==== Available data

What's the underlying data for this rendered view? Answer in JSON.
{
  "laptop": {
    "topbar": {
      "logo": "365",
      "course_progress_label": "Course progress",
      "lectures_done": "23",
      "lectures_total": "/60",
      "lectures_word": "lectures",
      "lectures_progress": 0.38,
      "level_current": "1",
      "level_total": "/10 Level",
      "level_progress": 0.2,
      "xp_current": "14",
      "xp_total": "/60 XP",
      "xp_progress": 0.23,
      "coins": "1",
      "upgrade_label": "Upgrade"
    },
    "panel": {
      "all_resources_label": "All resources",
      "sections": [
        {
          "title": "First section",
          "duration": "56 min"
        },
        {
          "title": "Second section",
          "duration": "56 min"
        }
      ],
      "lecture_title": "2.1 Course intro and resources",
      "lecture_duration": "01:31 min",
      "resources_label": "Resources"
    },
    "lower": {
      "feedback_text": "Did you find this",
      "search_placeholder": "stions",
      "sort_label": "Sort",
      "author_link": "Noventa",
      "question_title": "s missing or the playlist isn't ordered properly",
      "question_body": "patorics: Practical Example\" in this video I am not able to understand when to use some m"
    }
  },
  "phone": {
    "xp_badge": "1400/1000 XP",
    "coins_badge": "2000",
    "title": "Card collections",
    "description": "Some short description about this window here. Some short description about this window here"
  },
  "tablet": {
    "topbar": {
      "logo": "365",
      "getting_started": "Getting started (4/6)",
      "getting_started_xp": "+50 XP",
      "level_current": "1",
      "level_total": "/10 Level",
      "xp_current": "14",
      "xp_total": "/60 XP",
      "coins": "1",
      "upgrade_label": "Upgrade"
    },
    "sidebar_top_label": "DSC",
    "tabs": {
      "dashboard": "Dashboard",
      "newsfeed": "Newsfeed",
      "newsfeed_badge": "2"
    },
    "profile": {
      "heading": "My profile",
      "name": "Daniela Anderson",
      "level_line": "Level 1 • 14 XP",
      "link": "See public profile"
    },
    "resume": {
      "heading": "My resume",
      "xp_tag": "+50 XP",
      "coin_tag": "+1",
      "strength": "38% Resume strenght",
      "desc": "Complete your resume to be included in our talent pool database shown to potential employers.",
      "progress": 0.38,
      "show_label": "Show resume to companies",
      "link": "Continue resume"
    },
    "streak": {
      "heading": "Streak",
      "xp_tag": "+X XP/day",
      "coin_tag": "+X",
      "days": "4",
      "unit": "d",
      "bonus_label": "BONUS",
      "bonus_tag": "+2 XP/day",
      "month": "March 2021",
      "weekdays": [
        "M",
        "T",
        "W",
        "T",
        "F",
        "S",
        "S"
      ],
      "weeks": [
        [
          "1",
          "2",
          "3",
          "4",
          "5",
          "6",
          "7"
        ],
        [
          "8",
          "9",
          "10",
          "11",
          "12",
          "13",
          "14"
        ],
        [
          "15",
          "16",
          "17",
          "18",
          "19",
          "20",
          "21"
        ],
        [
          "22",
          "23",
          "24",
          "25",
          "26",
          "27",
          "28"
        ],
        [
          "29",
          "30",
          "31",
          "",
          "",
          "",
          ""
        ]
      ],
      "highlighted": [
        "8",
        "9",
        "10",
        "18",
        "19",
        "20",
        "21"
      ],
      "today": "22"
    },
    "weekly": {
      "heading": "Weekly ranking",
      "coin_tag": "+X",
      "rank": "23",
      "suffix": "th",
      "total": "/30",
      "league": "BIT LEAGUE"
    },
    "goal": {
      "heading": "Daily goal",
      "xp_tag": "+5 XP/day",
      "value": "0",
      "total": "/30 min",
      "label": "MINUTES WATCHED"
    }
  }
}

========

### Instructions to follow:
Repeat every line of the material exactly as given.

### Finished task:
What's the underlying data for this rendered view? Answer in JSON.
{
  "laptop": {
    "topbar": {
      "logo": "365",
      "course_progress_label": "Course progress",
      "lectures_done": "23",
      "lectures_total": "/60",
      "lectures_word": "lectures",
      "lectures_progress": 0.38,
      "level_current": "1",
      "level_total": "/10 Level",
      "level_progress": 0.2,
      "xp_current": "14",
      "xp_total": "/60 XP",
      "xp_progress": 0.23,
      "coins": "1",
      "upgrade_label": "Upgrade"
    },
    "panel": {
      "all_resources_label": "All resources",
      "sections": [
        {
          "title": "First section",
          "duration": "56 min"
        },
        {
          "title": "Second section",
          "duration": "56 min"
        }
      ],
      "lecture_title": "2.1 Course intro and resources",
      "lecture_duration": "01:31 min",
      "resources_label": "Resources"
    },
    "lower": {
      "feedback_text": "Did you find this",
      "search_placeholder": "stions",
      "sort_label": "Sort",
      "author_link": "Noventa",
      "question_title": "s missing or the playlist isn't ordered properly",
      "question_body": "patorics: Practical Example\" in this video I am not able to understand when to use some m"
    }
  },
  "phone": {
    "xp_badge": "1400/1000 XP",
    "coins_badge": "2000",
    "title": "Card collections",
    "description": "Some short description about this window here. Some short description about this window here"
  },
  "tablet": {
    "topbar": {
      "logo": "365",
      "getting_started": "Getting started (4/6)",
      "getting_started_xp": "+50 XP",
      "level_current": "1",
      "level_total": "/10 Level",
      "xp_current": "14",
      "xp_total": "/60 XP",
      "coins": "1",
      "upgrade_label": "Upgrade"
    },
    "sidebar_top_label": "DSC",
    "tabs": {
      "dashboard": "Dashboard",
      "newsfeed": "Newsfeed",
      "newsfeed_badge": "2"
    },
    "profile": {
      "heading": "My profile",
      "name": "Daniela Anderson",
      "level_line": "Level 1 • 14 XP",
      "link": "See public profile"
    },
    "resume": {
      "heading": "My resume",
      "xp_tag": "+50 XP",
      "coin_tag": "+1",
      "strength": "38% Resume strenght",
      "desc": "Complete your resume to be included in our talent pool database shown to potential employers.",
      "progress": 0.38,
      "show_label": "Show resume to companies",
      "link": "Continue resume"
    },
    "streak": {
      "heading": "Streak",
      "xp_tag": "+X XP/day",
      "coin_tag": "+X",
      "days": "4",
      "unit": "d",
      "bonus_label": "BONUS",
      "bonus_tag": "+2 XP/day",
      "month": "March 2021",
      "weekdays": [
        "M",
        "T",
        "W",
        "T",
        "F",
        "S",
        "S"
      ],
      "weeks": [
        [
          "1",
          "2",
          "3",
          "4",
          "5",
          "6",
          "7"
        ],
        [
          "8",
          "9",
          "10",
          "11",
          "12",
          "13",
          "14"
        ],
        [
          "15",
          "16",
          "17",
          "18",
          "19",
          "20",
          "21"
        ],
        [
          "22",
          "23",
          "24",
          "25",
          "26",
          "27",
          "28"
        ],
        [
          "29",
          "30",
          "31",
          "",
          "",
          "",
          ""
        ]
      ],
      "highlighted": [
        "8",
        "9",
        "10",
        "18",
        "19",
        "20",
        "21"
      ],
      "today": "22"
    },
    "weekly": {
      "heading": "Weekly ranking",
      "coin_tag": "+X",
      "rank": "23",
      "suffix": "th",
      "total": "/30",
      "league": "BIT LEAGUE"
    },
    "goal": {
      "heading": "Daily goal",
      "xp_tag": "+5 XP/day",
      "value": "0",
      "total": "/30 min",
      "label": "MINUTES WATCHED"
    }
  }
}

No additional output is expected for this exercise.